- Brief: Copy all records verbatim.

###

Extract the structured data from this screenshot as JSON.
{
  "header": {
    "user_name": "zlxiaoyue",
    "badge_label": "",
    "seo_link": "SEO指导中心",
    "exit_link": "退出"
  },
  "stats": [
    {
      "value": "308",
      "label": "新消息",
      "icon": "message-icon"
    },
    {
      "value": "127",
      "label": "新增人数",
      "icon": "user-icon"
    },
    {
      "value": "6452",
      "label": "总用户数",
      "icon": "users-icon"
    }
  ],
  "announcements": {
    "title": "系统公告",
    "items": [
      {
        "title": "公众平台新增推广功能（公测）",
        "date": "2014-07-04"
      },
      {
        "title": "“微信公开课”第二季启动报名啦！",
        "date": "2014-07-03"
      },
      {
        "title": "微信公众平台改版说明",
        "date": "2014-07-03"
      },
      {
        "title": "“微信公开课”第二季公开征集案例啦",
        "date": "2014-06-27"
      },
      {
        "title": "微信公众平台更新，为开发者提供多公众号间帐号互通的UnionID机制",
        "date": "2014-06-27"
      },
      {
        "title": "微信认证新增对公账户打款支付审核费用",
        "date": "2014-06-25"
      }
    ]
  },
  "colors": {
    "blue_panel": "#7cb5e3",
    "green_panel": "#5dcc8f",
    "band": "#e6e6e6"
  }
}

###

- Your solution:
Extract the structured data from this screenshot as JSON.
{
  "header": {
    "user_name": "zlxiaoyue",
    "badge_label": "",
    "seo_link": "SEO指导中心",
    "exit_link": "退出"
  },
  "stats": [
    {
      "value": "308",
      "label": "新消息",
      "icon": "message-icon"
    },
    {
      "value": "127",
      "label": "新增人数",
      "icon": "user-icon"
    },
    {
      "value": "6452",
      "label": "总用户数",
      "icon": "users-icon"
    }
  ],
  "announcements": {
    "title": "系统公告",
    "items": [
      {
        "title": "公众平台新增推广功能（公测）",
        "date": "2014-07-04"
      },
      {
        "title": "“微信公开课”第二季启动报名啦！",
        "date": "2014-07-03"
      },
      {
        "title": "微信公众平台改版说明",
        "date": "2014-07-03"
      },
      {
        "title": "“微信公开课”第二季公开征集案例啦",
        "date": "2014-06-27"
      },
      {
        "title": "微信公众平台更新，为开发者提供多公众号间帐号互通的UnionID机制",
        "date": "2014-06-27"
      },
      {
        "title": "微信认证新增对公账户打款支付审核费用",
        "date": "2014-06-25"
      }
    ]
  },
  "colors": {
    "blue_panel": "#7cb5e3",
    "green_panel": "#5dcc8f",
    "band": "#e6e6e6"
  }
}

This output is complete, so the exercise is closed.